from NASA http://www.nasa.gov/image-feature/goddard/2021/hubble-gazes-at-a-cluster-full-of-cosmic-clues
Thursday, May 6, 2021
Sixty years ago, near the dawn of the space age, NASA controllers "lit the candle" and sent Mercury astronaut Alan Shepard arcing into space atop a Redstone rocket. His cramped space capsule was dubbed Freedom 7. Broadcast live to a global television audience, the historic Mercury-Redstone 3 (MR-3) spacecraft was launched from Cape Canaveral Florida at 9:34 a.m. Eastern Time on May 5, 1961. The flight of Freedom 7, the first space flight by an American, followed less than a month after the first human venture into space by Soviet Cosmonaut Yuri Gagarin. The 15 minute sub-orbital flight achieved an altitude of 116 miles and a maximum speed of 5,134 miles per hour. As Shepard looked back near the peak of Freedom 7's trajectory, he could see the outlines of the west coast of Florida, Lake Okeechobe in central Florida, the Gulf of Mexico, and the Bahamas. Shepard would later view planet Earth from a more distant perspective and walk on the Moon as commander of the Apollo 14 mission.
https://apod.nasa.gov/apod/ap210507.html ( May 07, 2021)
Wednesday, May 5, 2021
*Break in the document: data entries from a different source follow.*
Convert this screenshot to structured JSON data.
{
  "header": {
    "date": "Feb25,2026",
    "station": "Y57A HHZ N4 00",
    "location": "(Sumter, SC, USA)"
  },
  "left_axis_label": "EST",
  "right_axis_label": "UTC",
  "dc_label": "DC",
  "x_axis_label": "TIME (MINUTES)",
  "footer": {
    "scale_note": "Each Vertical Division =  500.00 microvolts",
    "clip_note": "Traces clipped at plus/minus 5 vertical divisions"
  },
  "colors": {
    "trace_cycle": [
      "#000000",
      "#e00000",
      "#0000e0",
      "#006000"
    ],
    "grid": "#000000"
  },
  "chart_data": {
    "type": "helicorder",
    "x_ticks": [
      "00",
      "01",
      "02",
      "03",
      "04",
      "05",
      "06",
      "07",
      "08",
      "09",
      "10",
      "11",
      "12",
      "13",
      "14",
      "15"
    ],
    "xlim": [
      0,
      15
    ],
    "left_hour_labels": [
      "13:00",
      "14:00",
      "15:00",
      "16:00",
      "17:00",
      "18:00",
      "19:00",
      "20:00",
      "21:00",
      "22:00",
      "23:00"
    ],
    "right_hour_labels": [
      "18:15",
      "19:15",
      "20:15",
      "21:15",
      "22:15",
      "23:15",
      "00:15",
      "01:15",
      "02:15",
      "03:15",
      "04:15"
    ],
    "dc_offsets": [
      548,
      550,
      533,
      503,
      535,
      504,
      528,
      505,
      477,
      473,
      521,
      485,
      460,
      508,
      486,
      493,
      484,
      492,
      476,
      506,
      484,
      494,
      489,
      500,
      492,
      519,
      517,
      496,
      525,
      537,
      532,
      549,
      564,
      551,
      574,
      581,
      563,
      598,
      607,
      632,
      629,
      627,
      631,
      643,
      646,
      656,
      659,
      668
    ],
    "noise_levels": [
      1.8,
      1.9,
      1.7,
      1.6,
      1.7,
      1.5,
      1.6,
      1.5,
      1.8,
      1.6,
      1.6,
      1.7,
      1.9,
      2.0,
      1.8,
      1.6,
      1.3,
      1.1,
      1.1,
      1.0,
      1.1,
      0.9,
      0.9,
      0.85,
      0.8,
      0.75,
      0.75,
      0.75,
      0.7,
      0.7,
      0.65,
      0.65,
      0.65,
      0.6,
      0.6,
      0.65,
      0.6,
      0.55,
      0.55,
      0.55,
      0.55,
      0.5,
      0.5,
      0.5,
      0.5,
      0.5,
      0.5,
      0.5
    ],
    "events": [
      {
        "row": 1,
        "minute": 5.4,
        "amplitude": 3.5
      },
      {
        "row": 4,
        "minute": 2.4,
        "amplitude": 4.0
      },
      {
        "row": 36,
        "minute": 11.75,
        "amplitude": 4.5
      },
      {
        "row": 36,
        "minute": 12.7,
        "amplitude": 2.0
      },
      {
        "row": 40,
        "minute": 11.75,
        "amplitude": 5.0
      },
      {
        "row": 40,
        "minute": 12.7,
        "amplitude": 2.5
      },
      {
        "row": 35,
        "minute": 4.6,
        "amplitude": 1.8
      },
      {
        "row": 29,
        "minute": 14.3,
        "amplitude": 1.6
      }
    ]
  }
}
NGC 3199 lies about 12,000 light-years away, a glowing cosmic cloud in the nautical southern constellation of Carina. The nebula is about 75 light-years across in this narrowband, false-color view. Though the deep image reveals a more or less complete bubble shape, it does look very lopsided with a much brighter edge along the top. Near the center is a Wolf-Rayet star, a massive, hot, short-lived star that generates an intense stellar wind. In fact, Wolf-Rayet stars are known to create nebulae with interesting shapes as their powerful winds sweep up surrounding interstellar material. In this case, the bright edge was thought to indicate a bow shock produced as the star plowed through a uniform medium, like a boat through water. But measurements have shown the star is not really moving directly toward the bright edge. So a more likely explanation is that the material surrounding the star is not uniform, but clumped and denser near the bright edge of windblown NGC 3199. https://apod.nasa.gov/apod/ap210506.html